→ Work instruction
Nothing in the data may change. Copy all of it exactly.

(Extracted records)
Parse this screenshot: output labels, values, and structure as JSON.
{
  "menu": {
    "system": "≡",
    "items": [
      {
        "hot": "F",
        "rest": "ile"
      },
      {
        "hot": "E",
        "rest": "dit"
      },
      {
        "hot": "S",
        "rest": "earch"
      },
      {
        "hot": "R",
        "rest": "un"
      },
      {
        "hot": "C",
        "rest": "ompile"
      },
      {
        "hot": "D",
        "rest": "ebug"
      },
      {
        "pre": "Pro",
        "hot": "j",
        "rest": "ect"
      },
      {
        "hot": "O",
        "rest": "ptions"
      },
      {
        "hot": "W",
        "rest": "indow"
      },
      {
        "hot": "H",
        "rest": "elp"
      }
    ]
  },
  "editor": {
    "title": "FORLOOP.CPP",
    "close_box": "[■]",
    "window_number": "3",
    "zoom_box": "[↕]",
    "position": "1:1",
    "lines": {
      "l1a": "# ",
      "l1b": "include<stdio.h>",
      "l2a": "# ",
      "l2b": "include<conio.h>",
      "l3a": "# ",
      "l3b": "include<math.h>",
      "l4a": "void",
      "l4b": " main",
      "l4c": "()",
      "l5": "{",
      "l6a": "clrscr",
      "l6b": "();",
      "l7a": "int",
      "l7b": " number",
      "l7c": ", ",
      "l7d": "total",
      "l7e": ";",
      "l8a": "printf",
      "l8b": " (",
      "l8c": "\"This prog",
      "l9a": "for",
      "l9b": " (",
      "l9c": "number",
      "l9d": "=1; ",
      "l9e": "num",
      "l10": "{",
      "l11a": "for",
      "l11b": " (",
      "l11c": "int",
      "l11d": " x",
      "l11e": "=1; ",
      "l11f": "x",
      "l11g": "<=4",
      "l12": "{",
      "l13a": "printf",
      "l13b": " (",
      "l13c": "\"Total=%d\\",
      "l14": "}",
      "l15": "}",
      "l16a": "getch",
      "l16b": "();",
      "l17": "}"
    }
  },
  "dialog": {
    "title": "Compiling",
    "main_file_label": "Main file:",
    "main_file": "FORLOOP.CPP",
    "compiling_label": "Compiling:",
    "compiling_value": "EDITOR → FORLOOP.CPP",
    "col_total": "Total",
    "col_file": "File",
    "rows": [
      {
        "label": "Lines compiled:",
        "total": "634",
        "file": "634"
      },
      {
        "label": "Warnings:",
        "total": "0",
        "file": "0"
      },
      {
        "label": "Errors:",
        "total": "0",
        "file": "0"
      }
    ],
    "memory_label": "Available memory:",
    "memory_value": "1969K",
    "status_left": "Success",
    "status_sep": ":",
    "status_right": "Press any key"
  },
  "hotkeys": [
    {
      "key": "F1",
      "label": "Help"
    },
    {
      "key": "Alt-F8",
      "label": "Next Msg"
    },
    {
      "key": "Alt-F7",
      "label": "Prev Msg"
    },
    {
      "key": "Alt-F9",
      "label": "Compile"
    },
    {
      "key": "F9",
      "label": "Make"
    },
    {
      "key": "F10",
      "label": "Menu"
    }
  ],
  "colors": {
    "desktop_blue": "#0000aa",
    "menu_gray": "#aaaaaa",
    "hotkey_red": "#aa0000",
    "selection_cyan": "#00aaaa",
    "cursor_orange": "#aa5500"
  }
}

→ Expected answer
Parse this screenshot: output labels, values, and structure as JSON.
{
  "menu": {
    "system": "≡",
    "items": [
      {
        "hot": "F",
        "rest": "ile"
      },
      {
        "hot": "E",
        "rest": "dit"
      },
      {
        "hot": "S",
        "rest": "earch"
      },
      {
        "hot": "R",
        "rest": "un"
      },
      {
        "hot": "C",
        "rest": "ompile"
      },
      {
        "hot": "D",
        "rest": "ebug"
      },
      {
        "pre": "Pro",
        "hot": "j",
        "rest": "ect"
      },
      {
        "hot": "O",
        "rest": "ptions"
      },
      {
        "hot": "W",
        "rest": "indow"
      },
      {
        "hot": "H",
        "rest": "elp"
      }
    ]
  },
  "editor": {
    "title": "FORLOOP.CPP",
    "close_box": "[■]",
    "window_number": "3",
    "zoom_box": "[↕]",
    "position": "1:1",
    "lines": {
      "l1a": "# ",
      "l1b": "include<stdio.h>",
      "l2a": "# ",
      "l2b": "include<conio.h>",
      "l3a": "# ",
      "l3b": "include<math.h>",
      "l4a": "void",
      "l4b": " main",
      "l4c": "()",
      "l5": "{",
      "l6a": "clrscr",
      "l6b": "();",
      "l7a": "int",
      "l7b": " number",
      "l7c": ", ",
      "l7d": "total",
      "l7e": ";",
      "l8a": "printf",
      "l8b": " (",
      "l8c": "\"This prog",
      "l9a": "for",
      "l9b": " (",
      "l9c": "number",
      "l9d": "=1; ",
      "l9e": "num",
      "l10": "{",
      "l11a": "for",
      "l11b": " (",
      "l11c": "int",
      "l11d": " x",
      "l11e": "=1; ",
      "l11f": "x",
      "l11g": "<=4",
      "l12": "{",
      "l13a": "printf",
      "l13b": " (",
      "l13c": "\"Total=%d\\",
      "l14": "}",
      "l15": "}",
      "l16a": "getch",
      "l16b": "();",
      "l17": "}"
    }
  },
  "dialog": {
    "title": "Compiling",
    "main_file_label": "Main file:",
    "main_file": "FORLOOP.CPP",
    "compiling_label": "Compiling:",
    "compiling_value": "EDITOR → FORLOOP.CPP",
    "col_total": "Total",
    "col_file": "File",
    "rows": [
      {
        "label": "Lines compiled:",
        "total": "634",
        "file": "634"
      },
      {
        "label": "Warnings:",
        "total": "0",
        "file": "0"
      },
      {
        "label": "Errors:",
        "total": "0",
        "file": "0"
      }
    ],
    "memory_label": "Available memory:",
    "memory_value": "1969K",
    "status_left": "Success",
    "status_sep": ":",
    "status_right": "Press any key"
  },
  "hotkeys": [
    {
      "key": "F1",
      "label": "Help"
    },
    {
      "key": "Alt-F8",
      "label": "Next Msg"
    },
    {
      "key": "Alt-F7",
      "label": "Prev Msg"
    },
    {
      "key": "Alt-F9",
      "label": "Compile"
    },
    {
      "key": "F9",
      "label": "Make"
    },
    {
      "key": "F10",
      "label": "Menu"
    }
  ],
  "colors": {
    "desktop_blue": "#0000aa",
    "menu_gray": "#aaaaaa",
    "hotkey_red": "#aa0000",
    "selection_cyan": "#00aaaa",
    "cursor_orange": "#aa5500"
  }
}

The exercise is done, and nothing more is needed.